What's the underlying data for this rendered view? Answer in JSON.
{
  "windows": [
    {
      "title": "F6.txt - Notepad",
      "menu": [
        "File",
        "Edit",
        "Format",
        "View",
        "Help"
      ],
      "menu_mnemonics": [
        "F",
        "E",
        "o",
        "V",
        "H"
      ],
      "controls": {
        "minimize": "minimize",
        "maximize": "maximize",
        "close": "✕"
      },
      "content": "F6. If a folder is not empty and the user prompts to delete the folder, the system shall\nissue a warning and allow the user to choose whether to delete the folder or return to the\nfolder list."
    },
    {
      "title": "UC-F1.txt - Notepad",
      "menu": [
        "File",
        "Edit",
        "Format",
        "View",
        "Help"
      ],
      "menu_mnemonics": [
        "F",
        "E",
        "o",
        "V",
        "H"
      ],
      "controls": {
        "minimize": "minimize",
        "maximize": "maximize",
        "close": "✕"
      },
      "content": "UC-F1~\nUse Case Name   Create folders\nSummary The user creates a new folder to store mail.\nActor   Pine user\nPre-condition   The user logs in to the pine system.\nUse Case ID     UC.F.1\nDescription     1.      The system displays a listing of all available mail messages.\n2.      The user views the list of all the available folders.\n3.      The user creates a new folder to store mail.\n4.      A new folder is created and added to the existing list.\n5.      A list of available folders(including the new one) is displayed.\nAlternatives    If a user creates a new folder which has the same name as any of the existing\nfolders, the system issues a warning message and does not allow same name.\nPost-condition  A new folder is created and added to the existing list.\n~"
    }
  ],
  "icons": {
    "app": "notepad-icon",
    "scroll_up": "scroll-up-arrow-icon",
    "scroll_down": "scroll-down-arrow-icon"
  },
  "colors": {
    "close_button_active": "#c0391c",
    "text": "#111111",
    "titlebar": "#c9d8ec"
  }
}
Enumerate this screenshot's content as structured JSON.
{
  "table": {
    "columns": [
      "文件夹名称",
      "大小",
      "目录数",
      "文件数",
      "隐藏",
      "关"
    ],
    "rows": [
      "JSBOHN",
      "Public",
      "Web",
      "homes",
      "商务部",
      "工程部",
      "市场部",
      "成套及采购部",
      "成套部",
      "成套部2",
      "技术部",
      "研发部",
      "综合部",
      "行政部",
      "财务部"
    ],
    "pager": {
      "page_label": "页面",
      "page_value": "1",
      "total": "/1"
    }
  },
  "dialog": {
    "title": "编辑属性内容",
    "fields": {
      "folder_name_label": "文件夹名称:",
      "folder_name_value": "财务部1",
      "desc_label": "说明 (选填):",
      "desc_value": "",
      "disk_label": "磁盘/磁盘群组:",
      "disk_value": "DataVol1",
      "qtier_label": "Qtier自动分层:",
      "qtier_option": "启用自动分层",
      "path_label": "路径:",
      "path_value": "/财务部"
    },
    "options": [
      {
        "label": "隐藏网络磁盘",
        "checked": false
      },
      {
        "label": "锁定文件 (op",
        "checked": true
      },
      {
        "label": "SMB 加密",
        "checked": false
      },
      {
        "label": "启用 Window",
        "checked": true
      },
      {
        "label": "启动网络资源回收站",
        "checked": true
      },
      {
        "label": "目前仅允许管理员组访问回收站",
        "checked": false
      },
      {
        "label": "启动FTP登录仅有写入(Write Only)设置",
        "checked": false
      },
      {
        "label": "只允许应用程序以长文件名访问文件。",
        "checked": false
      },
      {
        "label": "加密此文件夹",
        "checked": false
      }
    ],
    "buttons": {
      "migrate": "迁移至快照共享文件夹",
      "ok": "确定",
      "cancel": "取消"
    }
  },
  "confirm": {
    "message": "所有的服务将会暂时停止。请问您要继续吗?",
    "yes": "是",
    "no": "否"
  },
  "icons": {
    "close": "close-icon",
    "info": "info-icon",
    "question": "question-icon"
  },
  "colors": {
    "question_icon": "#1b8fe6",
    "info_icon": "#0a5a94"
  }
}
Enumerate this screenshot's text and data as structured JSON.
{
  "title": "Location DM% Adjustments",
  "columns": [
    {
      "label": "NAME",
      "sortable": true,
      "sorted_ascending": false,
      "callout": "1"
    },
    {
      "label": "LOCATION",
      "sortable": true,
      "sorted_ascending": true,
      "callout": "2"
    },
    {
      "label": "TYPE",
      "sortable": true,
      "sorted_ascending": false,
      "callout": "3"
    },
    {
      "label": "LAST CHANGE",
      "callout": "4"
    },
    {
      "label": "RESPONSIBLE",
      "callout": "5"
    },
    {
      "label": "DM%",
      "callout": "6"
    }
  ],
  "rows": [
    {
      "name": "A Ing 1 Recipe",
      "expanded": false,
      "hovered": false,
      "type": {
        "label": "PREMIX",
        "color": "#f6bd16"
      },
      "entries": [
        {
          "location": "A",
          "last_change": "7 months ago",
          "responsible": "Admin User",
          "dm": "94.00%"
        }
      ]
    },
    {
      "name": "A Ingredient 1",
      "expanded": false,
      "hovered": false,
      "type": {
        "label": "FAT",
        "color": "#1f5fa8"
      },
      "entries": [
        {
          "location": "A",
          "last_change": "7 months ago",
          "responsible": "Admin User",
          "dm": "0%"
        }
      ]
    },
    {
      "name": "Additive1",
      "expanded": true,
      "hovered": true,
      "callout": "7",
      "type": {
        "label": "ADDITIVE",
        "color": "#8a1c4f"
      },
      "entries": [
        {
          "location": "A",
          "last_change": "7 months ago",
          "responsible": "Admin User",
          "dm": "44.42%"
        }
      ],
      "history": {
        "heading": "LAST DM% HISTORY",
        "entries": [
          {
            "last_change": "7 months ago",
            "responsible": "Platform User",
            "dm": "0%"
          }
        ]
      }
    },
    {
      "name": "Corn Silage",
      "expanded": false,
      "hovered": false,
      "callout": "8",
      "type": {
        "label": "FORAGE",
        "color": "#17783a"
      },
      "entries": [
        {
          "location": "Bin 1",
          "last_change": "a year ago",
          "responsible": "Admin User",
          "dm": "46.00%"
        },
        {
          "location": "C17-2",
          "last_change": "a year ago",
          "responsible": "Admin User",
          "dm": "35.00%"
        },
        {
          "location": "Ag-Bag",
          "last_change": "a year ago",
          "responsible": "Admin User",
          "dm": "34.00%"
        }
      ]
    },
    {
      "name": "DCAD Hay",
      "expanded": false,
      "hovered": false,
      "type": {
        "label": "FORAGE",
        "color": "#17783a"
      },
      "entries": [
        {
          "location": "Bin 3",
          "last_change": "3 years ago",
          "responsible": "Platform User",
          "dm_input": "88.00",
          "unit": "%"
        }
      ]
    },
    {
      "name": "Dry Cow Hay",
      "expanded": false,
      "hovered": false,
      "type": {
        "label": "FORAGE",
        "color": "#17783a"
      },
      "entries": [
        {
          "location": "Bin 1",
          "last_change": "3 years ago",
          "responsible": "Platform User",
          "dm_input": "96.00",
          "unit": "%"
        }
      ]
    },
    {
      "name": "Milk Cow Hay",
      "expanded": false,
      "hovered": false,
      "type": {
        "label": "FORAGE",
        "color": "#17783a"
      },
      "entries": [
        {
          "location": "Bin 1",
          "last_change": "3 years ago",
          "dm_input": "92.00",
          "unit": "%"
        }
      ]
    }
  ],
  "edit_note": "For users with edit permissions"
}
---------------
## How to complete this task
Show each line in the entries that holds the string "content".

## Answer box
      "content": "F6. If a folder is not empty and the user prompts to delete the folder, the system shall\nissue a warning and allow the user to choose whether to delete the folder or return to the\nfolder list."
      "content": "UC-F1~\nUse Case Name   Create folders\nSummary The user creates a new folder to store mail.\nActor   Pine user\nPre-condition   The user logs in to the pine system.\nUse Case ID     UC.F.1\nDescription     1.      The system displays a listing of all available mail messages.\n2.      The user views the list of all the available folders.\n3.      The user creates a new folder to store mail.\n4.      A new folder is created and added to the existing list.\n5.      A list of available folders(including the new one) is displayed.\nAlternatives    If a user creates a new folder which has the same name as any of the existing\nfolders, the system issues a warning message and does not allow same name.\nPost-condition  A new folder is created and added to the existing list.\n~"
Enumerate this screenshot's content as structured JSON.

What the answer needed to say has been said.